◆ SOURCE MATERIAL ◆
● ● ● ●
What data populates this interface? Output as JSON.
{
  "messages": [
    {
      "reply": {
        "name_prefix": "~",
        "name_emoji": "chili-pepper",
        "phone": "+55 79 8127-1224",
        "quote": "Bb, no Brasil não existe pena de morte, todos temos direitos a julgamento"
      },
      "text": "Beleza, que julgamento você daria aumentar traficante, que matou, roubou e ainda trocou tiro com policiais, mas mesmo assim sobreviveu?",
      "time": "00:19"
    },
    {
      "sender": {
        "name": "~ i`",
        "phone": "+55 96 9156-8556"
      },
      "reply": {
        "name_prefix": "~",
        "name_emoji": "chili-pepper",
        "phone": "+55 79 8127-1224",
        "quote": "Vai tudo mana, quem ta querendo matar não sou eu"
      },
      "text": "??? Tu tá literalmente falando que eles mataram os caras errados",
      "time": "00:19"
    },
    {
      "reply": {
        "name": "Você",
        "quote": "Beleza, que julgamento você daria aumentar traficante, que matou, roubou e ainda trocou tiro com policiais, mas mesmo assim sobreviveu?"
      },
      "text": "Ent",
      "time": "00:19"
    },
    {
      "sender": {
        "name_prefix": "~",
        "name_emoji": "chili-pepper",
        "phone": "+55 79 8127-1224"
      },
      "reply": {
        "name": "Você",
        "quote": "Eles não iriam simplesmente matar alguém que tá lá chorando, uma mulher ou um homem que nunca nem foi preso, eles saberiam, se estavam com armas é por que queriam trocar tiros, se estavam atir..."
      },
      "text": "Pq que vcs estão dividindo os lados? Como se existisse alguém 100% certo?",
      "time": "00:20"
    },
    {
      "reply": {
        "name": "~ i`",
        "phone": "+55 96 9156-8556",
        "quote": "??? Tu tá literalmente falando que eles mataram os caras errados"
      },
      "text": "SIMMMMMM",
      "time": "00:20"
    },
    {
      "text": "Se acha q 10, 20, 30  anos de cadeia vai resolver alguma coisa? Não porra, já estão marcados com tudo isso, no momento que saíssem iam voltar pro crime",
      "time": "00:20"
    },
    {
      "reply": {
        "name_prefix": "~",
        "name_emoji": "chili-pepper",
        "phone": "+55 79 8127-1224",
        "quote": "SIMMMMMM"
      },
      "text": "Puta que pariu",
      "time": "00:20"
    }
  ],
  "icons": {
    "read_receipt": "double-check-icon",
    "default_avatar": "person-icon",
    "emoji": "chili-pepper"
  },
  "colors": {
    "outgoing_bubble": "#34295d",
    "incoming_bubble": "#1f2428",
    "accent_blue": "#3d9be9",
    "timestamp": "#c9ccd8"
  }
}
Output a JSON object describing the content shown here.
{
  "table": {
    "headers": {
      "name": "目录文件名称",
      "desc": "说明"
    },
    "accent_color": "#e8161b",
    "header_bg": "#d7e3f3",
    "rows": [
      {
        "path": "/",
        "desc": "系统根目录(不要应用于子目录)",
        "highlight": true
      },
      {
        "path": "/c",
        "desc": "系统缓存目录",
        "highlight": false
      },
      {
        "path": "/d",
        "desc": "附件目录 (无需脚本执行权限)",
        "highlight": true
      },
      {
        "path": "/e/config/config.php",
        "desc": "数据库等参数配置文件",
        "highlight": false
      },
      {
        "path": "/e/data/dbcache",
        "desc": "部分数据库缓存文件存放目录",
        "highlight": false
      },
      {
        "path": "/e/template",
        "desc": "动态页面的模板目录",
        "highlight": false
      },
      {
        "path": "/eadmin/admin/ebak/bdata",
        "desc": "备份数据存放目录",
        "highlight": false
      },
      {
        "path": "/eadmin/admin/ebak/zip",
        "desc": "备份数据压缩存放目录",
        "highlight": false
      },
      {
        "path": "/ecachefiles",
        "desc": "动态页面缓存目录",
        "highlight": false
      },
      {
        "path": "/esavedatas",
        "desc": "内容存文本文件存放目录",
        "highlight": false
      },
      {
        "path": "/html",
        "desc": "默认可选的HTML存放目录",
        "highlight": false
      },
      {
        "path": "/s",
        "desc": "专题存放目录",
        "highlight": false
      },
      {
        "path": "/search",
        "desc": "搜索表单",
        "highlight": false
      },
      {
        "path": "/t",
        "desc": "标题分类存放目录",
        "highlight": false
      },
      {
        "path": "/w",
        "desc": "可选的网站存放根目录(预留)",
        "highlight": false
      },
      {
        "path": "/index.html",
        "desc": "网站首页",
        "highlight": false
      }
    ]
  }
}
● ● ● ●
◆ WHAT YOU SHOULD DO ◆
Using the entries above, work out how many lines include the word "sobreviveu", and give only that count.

◆ RESPONSE AREA ◆
2